I agree that there is not enough awareness of the effects smoking cannabis can have. Of course tobacco and alcohol can have appalling consequences (I spent four years watching my wonderful, alcoholic ex father-in-law die, so I know first/secondhand), but so can cannabis. My brother killed himself after depression sinking towards psychosis at the age of 21, after years of heavy cannabis smoking. Incidentally, he never smoked skunk as he sourced his weed very carefully because he cared about the ethics of its production as well as believing skunk to be "unnatural." He took no other drugs as he thought only cannabis was safe and "natural."

My lovely boyfriend suffers from paranoid schizophrenia so severely that he is in and out of hospital, mentally incapacitated for life (he is naturally intelligent, but unable to concentrate to read or undertake many tasks, and finds it hard to follow people's conversations), estranged from his family, and unable to smoke half a joint without ending up in the mental hospital (where, incidentally, cannabis is readily available, so many of the patients are hooked certainly psychologically even if there is no such thing as physical cannabis addiction!). My boyfriend smoked cannabis heavily as a teenager, so it is possible though unprovable that it triggered his schizophrenia.
I smoked cannabis as a teenager, though not very frequently, then smoked more heavily between the ages of 19 and 23 when I was a student. I ended up having depressive breakdowns where I would suddenly feel terrified and paranoid and end up screaming in the middle of the street, trying to cut myself in the hope of accessing a sense of reality, and feeling there were two personas inside me each struggling to overcome the other. These episodes always reccurred after a cannabis smoking session. I have met people with similar experiences and two friends have attempted suicide after heavy cannabis sessions.

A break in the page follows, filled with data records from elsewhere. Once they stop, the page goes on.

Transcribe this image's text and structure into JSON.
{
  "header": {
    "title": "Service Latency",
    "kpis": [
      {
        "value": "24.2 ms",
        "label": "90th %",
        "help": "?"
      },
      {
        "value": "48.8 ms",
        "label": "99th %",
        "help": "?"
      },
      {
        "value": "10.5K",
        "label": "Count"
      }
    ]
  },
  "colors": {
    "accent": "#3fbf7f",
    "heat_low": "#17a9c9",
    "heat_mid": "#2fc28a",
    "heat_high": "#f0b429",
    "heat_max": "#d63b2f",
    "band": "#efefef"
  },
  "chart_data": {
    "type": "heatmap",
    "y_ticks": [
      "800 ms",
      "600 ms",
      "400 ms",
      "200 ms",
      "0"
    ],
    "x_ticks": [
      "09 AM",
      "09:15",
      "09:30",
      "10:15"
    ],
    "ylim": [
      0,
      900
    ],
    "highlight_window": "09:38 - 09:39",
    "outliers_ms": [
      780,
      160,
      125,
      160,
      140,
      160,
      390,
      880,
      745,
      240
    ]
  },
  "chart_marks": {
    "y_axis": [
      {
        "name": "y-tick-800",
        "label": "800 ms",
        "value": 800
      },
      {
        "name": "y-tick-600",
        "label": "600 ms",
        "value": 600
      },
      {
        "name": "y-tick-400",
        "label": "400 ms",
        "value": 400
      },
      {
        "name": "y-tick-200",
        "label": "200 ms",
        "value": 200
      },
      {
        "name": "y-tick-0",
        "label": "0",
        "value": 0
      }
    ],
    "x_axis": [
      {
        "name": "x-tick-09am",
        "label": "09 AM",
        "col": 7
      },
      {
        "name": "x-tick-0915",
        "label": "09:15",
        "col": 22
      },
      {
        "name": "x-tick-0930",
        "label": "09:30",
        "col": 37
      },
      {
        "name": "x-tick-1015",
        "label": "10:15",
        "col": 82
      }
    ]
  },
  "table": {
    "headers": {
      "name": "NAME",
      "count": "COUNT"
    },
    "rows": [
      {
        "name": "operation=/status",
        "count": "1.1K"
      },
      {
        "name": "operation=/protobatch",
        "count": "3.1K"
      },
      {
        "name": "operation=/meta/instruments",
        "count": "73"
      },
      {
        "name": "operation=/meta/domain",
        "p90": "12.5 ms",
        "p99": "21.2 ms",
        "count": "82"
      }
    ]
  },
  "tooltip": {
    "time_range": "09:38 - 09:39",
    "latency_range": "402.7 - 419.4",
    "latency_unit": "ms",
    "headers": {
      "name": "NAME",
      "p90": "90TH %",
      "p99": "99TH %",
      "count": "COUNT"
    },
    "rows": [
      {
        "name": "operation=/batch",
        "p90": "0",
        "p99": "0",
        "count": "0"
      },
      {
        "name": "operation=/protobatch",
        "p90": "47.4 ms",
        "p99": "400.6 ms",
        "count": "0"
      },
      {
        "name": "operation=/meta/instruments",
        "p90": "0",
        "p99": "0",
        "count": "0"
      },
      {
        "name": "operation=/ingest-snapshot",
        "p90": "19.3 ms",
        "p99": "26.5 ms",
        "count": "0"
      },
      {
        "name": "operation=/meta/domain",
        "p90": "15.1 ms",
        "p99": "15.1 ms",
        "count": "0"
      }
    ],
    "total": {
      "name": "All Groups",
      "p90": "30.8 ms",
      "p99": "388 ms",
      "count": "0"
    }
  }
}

So it is certainly not harmless. I do , however, (having related all these tales of distress and tragedy!) dare hope that its legislation would help as it might be better regulated, and prevent its use by dealers to fund crime and harder drug use. People suffering drug-induced psychosis might be less wary of seeking help were it not illegal, and information about its effects could be better publicised.